Unbelievable! Un-freaking-believable. A teacher I had never had a real conversation with picked me out of 1000 students to answer a question I should’ve known the answer to.
In a perfect world, this is what should have happened that morning. I would have woken up, read my devotional, looked up the meaning of the word Pagan so that I could actually understand the passage, prayed, gone to chapel, been the only student in the entire school to put my hand up when Mr. Yarney asked the question, told him the exact meaning of who a Pagan was, dropped the microphone and walked back to my seat like a boss!

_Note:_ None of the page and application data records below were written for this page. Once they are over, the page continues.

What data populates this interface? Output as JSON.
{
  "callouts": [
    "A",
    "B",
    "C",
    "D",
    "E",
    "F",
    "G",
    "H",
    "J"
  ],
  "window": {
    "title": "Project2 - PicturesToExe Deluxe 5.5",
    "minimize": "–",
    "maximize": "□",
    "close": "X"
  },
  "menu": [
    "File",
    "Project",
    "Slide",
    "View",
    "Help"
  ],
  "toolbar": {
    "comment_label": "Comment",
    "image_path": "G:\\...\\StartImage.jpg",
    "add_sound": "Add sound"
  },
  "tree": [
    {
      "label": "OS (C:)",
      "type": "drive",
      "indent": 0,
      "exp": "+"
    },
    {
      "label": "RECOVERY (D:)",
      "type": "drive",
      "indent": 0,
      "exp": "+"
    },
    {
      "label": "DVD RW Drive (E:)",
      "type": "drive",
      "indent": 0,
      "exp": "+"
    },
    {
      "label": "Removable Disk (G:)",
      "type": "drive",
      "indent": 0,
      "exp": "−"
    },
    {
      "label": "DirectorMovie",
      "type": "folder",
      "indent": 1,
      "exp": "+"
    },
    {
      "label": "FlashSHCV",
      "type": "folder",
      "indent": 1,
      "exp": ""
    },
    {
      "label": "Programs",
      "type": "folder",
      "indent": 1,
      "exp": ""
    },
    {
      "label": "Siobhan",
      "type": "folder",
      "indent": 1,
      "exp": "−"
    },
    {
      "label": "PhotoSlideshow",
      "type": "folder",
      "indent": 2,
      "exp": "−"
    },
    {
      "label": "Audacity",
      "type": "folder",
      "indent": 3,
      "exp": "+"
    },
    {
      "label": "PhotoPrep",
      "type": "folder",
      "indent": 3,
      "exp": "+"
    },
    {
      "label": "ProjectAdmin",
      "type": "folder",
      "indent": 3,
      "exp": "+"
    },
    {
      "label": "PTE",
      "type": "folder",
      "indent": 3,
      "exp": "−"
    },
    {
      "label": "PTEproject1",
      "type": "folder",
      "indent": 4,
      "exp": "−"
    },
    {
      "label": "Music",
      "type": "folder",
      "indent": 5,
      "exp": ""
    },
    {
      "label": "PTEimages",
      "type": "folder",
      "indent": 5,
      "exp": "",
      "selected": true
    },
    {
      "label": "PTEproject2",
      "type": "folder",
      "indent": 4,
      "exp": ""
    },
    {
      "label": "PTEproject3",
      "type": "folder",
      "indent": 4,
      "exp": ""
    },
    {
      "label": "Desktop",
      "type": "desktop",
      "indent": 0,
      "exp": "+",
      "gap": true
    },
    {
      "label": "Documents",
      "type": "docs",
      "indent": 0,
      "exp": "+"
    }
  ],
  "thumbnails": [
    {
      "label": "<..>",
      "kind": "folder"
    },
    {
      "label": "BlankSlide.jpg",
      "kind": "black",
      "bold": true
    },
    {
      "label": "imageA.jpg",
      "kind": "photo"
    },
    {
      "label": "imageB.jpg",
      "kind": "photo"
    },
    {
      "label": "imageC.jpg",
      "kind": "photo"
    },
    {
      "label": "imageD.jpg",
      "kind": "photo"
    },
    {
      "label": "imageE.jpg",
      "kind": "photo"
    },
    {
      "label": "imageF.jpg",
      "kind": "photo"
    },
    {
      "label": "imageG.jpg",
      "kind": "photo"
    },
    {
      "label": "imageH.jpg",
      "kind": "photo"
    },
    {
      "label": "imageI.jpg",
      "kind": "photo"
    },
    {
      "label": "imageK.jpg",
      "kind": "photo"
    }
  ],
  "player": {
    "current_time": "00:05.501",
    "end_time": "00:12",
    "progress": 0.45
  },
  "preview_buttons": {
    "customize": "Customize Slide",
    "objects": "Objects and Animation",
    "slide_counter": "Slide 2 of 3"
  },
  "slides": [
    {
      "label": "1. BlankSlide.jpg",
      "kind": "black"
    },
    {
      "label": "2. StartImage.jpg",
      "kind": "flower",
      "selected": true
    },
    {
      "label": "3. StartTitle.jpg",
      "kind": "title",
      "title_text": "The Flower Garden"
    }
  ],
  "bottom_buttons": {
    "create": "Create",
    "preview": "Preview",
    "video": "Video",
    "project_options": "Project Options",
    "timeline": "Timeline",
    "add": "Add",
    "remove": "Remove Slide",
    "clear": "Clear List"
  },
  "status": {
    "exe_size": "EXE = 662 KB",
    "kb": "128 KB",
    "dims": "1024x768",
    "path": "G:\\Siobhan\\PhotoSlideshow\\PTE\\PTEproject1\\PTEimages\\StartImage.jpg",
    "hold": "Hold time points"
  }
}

But that didn’t happen. Because I ignored that detail in the passage, I walked up to the pulpit, stood in front of the entire school and had to mutter the words “I don’t know.” And then I looked up at Mr. Yarney and saw the disappointment in his face. He asked me to take a seat, and I just walked back to my pew with my tail between my legs. If you know how obsessed I am and how particular I am about always presenting myself in the best possible light, my description of this event does no justice to how I ashamed I was.
I cried the entire day not because I was embarrassed, but because I should’ve known the answer to the question if only I had taken a little bit more time to ask my mom a question or simply taken a dictionary.
I never forgave myself, and I don’t think I have yet, but it has definitely made me a better person. It wasn’t a just a coincidence. I truly believe it was God’s way of teaching me to pay a little bit more attention and try to understand the word rather than just read for reading sake. Now when I read the Bible or any book for that matter and I come across a word I don’t understand, you better believe I look it up.
I encourage anyone reading this to pay attention to the details. It makes a huge difference. Attention to detail is everything. You expect the pilot flying your plane to pay attention to the minor details, right? Why can’t you do the same in your daily activities? It will make your life and the lives of others around you so much better. Students out there; pay attention to details when you complete an assignment. It could be the difference between a passing grade and a failing grade. Also remember to pay attention to details when you complete tasks during an internship. It could be the difference between getting a full time job and having to prove yourself again and again.
Please share this blog to inspire someone else.